*Assigned task:*
Search the material for the word "true" and copy every line in which it occurs.

═════ Record excerpts ═════

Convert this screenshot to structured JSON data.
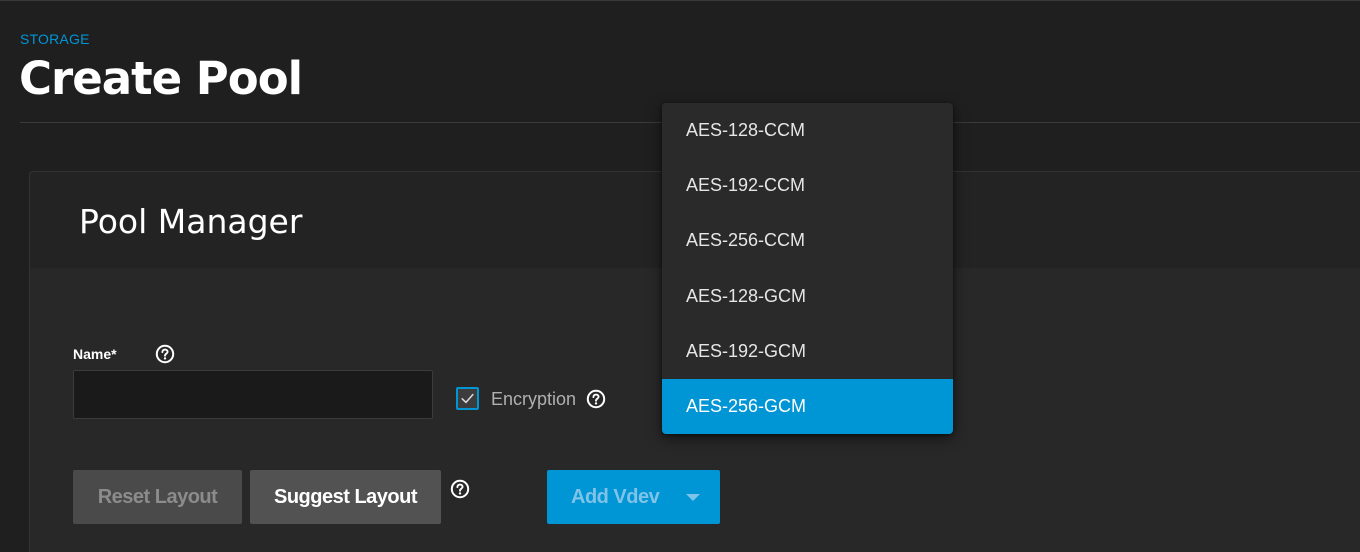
{
  "breadcrumb": "STORAGE",
  "page_title": "Create Pool",
  "card": {
    "title": "Pool Manager"
  },
  "form": {
    "name_label": "Name*",
    "name_value": "",
    "encryption_label": "Encryption",
    "encryption_checked": true
  },
  "buttons": {
    "reset_layout": "Reset Layout",
    "suggest_layout": "Suggest Layout",
    "add_vdev": "Add Vdev"
  },
  "encryption_dropdown": {
    "options": [
      {
        "label": "AES-128-CCM",
        "selected": false
      },
      {
        "label": "AES-192-CCM",
        "selected": false
      },
      {
        "label": "AES-256-CCM",
        "selected": false
      },
      {
        "label": "AES-128-GCM",
        "selected": false
      },
      {
        "label": "AES-192-GCM",
        "selected": false
      },
      {
        "label": "AES-256-GCM",
        "selected": true
      }
    ]
  },
  "colors": {
    "accent": "#0095d5",
    "background": "#1f1f1f",
    "card": "#282828"
  },
  "icons": {
    "help": "help-circle-icon",
    "check": "check-icon",
    "caret": "caret-down-icon"
  }
}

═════

*Reply:*
    "encryption_checked": true
        "selected": true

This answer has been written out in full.